She represents Australian Hip Hop to the core, with a career and passion that spans beyond measure. She has performed, shared, taught, studied and worked-shopped her love of Hip Hop and its culture to Sydney’s youth for over two decades and is a respected pillar of knowledge and undoubtedly one of the illest round the way female rappers this country has produced. Thelma Thomas aka MC Trey, a name synonymous within the Australian hip hop community for spitting the truth, rapping with a cause and always being there for those that need her message the most.
I remember when my Hip Hop journey started and I was becoming familiar with the who’s who in the industry I would one day chronicle and MC Trey has always been a solidified feature in our industry. She has carried her own solo career spans across nearly 2 decades performing alongside our communities realest artists and DJ’s, carving a niche for herself in the organic hip hop scene. Trey also found great success when joining forces with long-time friends and artist’s Maya Jupiter and DJ Nick Toth for their collaborative effort “Foreign Heights”, a Hip Hop trio representing Australia on an international scale. The outfit went on to release a successful album and subsequent singles which found their way to favourable position on the ARIA charts, enlisting a slew of nominations along the way.
These days, life is at an even keel for community arts activist Trey, as she continues creating and immersing herself in making music with a message and has just completed a track highlight the plight of domestic violence called “The Light” featuring 26th Letter of Soul Benefits and MC Jae Tee as well as creating an EP and of course her tireless efforts with youth and community. MC Trey’s voice and presence is a formidable force in the Australian Hip Hop community and garners immense love and respect from fans old and new. This conversation is a testament to Trey’s focus, passion and overall love of this game and pays respect to one of the original female rappers in Sydney!
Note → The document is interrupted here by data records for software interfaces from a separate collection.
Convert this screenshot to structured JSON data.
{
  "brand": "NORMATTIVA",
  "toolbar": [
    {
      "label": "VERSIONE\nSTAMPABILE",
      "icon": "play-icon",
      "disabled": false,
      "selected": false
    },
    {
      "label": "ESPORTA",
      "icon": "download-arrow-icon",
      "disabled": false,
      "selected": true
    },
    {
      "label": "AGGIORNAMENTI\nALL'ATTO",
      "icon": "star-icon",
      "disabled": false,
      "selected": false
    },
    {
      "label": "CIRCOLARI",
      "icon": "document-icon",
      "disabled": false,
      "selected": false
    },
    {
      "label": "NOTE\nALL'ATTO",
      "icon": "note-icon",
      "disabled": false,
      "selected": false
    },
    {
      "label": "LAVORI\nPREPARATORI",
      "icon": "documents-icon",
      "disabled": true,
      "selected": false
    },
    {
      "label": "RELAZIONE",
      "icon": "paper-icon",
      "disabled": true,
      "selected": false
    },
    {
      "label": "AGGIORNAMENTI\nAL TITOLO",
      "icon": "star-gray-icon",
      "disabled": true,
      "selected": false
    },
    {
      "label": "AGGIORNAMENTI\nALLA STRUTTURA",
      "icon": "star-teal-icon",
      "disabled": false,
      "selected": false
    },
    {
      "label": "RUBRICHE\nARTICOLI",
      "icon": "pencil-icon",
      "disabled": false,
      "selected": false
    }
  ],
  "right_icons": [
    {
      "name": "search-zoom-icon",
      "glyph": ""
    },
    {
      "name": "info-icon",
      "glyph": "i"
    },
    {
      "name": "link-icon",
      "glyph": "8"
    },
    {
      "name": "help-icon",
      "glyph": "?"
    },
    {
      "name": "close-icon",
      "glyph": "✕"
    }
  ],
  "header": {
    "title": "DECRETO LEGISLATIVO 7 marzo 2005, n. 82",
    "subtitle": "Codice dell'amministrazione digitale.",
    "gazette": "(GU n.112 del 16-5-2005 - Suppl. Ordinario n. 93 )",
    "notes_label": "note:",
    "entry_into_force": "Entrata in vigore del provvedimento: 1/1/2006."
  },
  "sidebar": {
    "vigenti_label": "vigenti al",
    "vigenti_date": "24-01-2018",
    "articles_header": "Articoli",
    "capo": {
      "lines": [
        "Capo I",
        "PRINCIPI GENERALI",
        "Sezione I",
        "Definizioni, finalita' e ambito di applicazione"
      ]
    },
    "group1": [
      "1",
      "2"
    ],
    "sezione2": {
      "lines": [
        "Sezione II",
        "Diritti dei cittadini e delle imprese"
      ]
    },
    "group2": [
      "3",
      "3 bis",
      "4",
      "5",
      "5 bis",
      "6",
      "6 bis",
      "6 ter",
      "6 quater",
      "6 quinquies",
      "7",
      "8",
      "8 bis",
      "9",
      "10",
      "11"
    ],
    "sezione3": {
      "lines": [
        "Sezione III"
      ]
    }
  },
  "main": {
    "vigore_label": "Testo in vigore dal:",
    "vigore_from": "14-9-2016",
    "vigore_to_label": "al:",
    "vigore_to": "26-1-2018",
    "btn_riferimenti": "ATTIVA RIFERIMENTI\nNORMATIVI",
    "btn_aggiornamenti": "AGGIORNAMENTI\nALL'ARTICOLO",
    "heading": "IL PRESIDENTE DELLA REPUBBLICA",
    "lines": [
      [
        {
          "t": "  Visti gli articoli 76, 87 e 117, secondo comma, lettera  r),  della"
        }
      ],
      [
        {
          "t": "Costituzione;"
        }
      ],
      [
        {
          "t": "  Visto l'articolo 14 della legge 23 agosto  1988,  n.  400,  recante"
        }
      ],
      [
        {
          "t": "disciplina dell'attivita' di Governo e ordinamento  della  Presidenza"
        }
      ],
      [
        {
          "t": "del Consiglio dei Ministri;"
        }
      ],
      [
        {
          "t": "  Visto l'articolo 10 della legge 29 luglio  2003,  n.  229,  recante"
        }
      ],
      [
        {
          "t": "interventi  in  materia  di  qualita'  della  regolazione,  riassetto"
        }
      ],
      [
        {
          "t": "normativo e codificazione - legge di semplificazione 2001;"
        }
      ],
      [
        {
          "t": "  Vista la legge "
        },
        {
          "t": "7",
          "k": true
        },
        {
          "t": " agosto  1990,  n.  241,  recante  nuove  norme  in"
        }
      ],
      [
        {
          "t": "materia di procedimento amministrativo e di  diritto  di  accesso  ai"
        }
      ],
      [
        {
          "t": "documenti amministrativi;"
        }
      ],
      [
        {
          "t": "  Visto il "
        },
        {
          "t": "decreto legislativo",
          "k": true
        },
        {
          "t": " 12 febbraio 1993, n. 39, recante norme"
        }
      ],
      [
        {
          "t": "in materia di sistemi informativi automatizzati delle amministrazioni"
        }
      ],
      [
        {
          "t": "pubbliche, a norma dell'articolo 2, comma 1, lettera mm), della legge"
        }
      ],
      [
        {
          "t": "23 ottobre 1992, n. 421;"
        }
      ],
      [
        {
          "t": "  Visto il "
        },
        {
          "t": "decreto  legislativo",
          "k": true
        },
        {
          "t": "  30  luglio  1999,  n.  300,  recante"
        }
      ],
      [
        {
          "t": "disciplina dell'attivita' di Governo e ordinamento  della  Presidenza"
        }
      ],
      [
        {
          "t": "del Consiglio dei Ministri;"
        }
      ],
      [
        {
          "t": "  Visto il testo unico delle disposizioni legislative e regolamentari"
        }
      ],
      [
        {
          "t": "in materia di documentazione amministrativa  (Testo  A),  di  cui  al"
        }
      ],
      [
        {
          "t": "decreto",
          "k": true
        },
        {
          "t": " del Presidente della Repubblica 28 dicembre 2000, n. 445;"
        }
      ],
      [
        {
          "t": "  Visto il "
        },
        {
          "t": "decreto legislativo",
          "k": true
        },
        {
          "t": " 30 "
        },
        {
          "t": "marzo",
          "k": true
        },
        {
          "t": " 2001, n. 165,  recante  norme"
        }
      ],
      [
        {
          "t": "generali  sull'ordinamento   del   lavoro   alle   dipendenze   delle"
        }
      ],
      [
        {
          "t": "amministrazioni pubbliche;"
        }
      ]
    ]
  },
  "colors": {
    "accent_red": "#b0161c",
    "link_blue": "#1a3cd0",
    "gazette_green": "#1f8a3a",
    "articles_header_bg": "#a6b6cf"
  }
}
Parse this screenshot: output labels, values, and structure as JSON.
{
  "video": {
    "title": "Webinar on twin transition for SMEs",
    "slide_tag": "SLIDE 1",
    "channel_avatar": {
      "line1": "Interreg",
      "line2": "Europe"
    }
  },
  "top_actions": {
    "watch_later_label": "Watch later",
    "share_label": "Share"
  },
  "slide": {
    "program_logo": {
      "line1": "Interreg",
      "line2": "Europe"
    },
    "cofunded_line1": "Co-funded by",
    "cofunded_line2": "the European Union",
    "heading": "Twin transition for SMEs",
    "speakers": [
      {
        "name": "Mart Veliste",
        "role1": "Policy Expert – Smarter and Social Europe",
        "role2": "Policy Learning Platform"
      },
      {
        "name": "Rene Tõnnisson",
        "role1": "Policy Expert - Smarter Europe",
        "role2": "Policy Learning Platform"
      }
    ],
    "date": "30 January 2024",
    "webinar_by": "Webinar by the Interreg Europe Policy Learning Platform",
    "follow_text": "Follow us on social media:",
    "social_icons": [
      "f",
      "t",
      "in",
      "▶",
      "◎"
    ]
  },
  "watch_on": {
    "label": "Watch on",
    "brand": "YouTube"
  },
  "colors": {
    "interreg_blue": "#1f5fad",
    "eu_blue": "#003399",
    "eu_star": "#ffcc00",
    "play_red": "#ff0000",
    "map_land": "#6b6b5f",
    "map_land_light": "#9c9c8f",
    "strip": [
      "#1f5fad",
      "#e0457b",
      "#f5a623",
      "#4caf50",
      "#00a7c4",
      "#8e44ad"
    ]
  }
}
Such a pleasure to finally get a chance to talk to you Trey …..How has life been treated you how late?
Thanks for the opportunity and apologies for my delayed response…… Life is good. Juggling many facets of life. Keeping busy and enjoying what I do. Music, youth empowerment projects and spending time with my family.
Most of the old school urban community in Australia is really familiar with whom MC Trey is and the extraordinary work you have done with Hip Hop and youth mentoring and guidance over the years ….. How would you best describe the ethos of MC Trey and why you do what you do?
Participating in hip hop culture has given me so much – confidence, self-empowerment, knowledge, networks, critical thinking, etc. When I was younger, I never knew that hip hop would have such a profound effect on me. Music has always been a part of my life – you know r&b, island music, reggae, gospel music, pop music – but hip hop – that really made an impact on me and it’s important for me to pass on the awareness of these opportunities to the next generation.
Your thoughts on the roles of the females in Hip Hop today and how that role has changed over the years from when you first started in this game to now?
Well if we talking about Australia, you know women were there from the beginning both behind the scenes and front of house on stage. These days I find that there are a lot more female MCs and promoters, DJs and business woman. It’s awesome. I just wish had more female artists like Lauryn Hill today you know. Skill, style and knowledge.
What do you love about Hip Hop and its message?
For me, Hip Hop culture is essentially about utilising whatever resources you have to better yourself. That is the message that I got. In terms of its message – it can be whatever you want it to be – that is the beauty of it. I love that anyone can partake – no matter who you are, where you form or what you do. If you down to participate or watch, it’s all good. It’s a powerful culture which can unite many. It can also be a powerful platform to voice issues.
Have you been creating any new music and what projects are you currently involved in?
I released a single called ‘Light’ feat The 26th Letter (Soul Benefits) and MC Jae Tee highlight domestic violence. Currently working on an EP as well. We also made a video, it’s been while but felt good to start and complete a track and a video (shout out to Tania Safi).
What are your thoughts on the perception of Aussie Hip Hop to the rest of the world and why?
I think that we are so geographically isolated from the rest of the world – I don’t think the rest of the world are too concerned about what’s happens in Australia. Having said that though we have an opportunity to provide authentic Australian hip hop. We are such a diverse community and our music is starting to reflect that. That is what we have to offer the world. Indigenous hip – hop too cannot be made anywhere else but here. I reckon we need to push that, but also we all have amazing experiences and stories that can be shared with the world.
What do you think are the ingredients to that make a great MC?
Freestyle ability – unique delivery – diverse topic matter – with punch lines that shatter.
Your current playlist of tracks you are listening to at the moment?
Listening to instrumentals to write to.
Your motto in life?
If you want something – go get it, don’t wait for it to be handed to you. Use your time wisely – you won’t get it back. Invest your time wisely.
For more information on MC Trey visit : http://www.theloop.com.au/mc.trey/portfolio
Always Hip Hop,